Pilgrimage of Resurrection: The Journey Home

Note: This is the seventh in a series of eight reflections over the season of Easter on making a pilgrimage of resurrection.

The gospel reading for the seventh week of Easter shows us Jesus' ascension, which is ultimately a journey home again. Our own pilgrimage of resurrection calls us home, but we may wonder how we know if we have reached the destination. In our endless seeking and searching, sometimes we miss the reality: home has always been with us. The pilgrimage was to learn how to see this in our daily lives.

I sometimes describe the artist as one who creates out of the materials given, not necessarily the materials they wish they had. To be an artist of everyday life means to stay fluid and flexible, responding to the invitation in each moment. I don't believe that life is planned out ahead of time, but that God is immersed in a creative outpouring moment by moment and we are called to dance with whatever emerges. Sometimes it is not as we would want it, and often this is because of the choices or limitations of others, or our own, not some God-given struggle to strengthen us. And yet, the divine presence is always there in the midst, helping us to create beauty right there.

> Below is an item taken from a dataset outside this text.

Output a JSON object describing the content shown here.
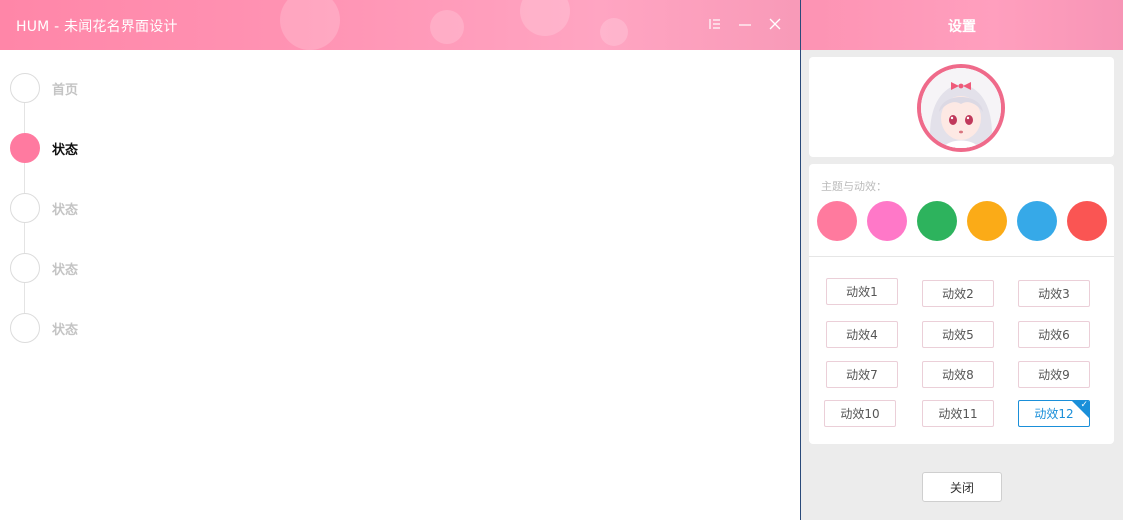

Throughout our life pilgrimage, even in the midst of the strangeness and unknowing, I do have many moments of homecoming, glimpses of being able to see this place as holy. Moments of joy and a sense of rightness that I have said a wholehearted "yes" to the invitation to not take my life for granted and to not let opportunities for exploration and adventure pass me by. This is what the pilgrim must learn, not through books or words, but through a radical encounter with the home that dwells within.

If entered into mindfully and with a whole heart, each encounter on the road has the potential to transform. The pilgrim returns home not with all the answers, but with better questions: questions that bring the pilgrimage experience into daily life and reveal depth in all they see around them. Ultimately the pilgrimage leads us back home again. We always return bearing gifts for the community. We are always called back to share what we have been given with others. This will look different for each of us.

We are also called to a new relationship to "home." A couple of years ago I became aware of a pattern of mine. I was away for three weeks teaching, which for me was an unusually long time. But I noticed that while I usually get homesick after about a week away, this time something had shifted and I wasn't feeling this way. I certainly missed home, but I was aware of how my "homesickness" in the past would pull my attention away from the experience I was having.

I think we all long for home. Certainly The Wizard of Oz, that great archetypal film, invited us to remember that the power to go home is always with us. And while some physical places and landscapes feel more like home to us, ultimately it is in service to us discovering the primal home within each one of us.

Perhaps our pilgrimage ultimately invites us to rest into this question: Can you allow yourself to hold both the peace and unrest of your soul together? Can you see yourself as both an exile in the world and profound and intimately at home, in communion with all people and creation?

As we enter the final week of the Easter season, allow some time to be with your own expectations about where you "should" be at this point on the journey. Are you expecting some grand revelations? Were you hoping for clear answers? Did you have a vision for what "home" would look like? Can you release any thoughts about what the journey is supposed to look like and allow yourself to be where you are?

What if the journey has brought you exactly to this moment, full of everything you need to go home to yourself? What if you brought this awareness into your creative practice? Every journey has unfinished elements, more beasts to tame, more treasures to seek. And when we return from pilgrimage we come home in a new way, we bring gifts for those who have awaited us.

We sometimes think of the journey as a linear path to travel, when in reality we travel more in circles and spirals. We don't arrive at the summit and proclaim ourselves done and complete. We arrive back at the desires that set us on the path in the first place, but perhaps with deeper wisdom or more doubts this time around.

Pilgrimage leads us home again, but that home is deep within each of us. We will cycle through our lives over and over, meeting old themes and habits again, being invited to release, to walk forward in trust, to embrace mystery many times.

You may feel like this journey is coming close to an end, when in reality it is just beginning. Now you carry the wisdom gleaned into the next cycle and season of your life.

At Abbey of the Arts, we are inviting the community to make a commitment to practice creativity daily in celebration of my new book being released in May 2015 The Soul of a Pilgrim: Eight Practices for the Journey Within (Ave Maria Press). Please join us (details available at this post).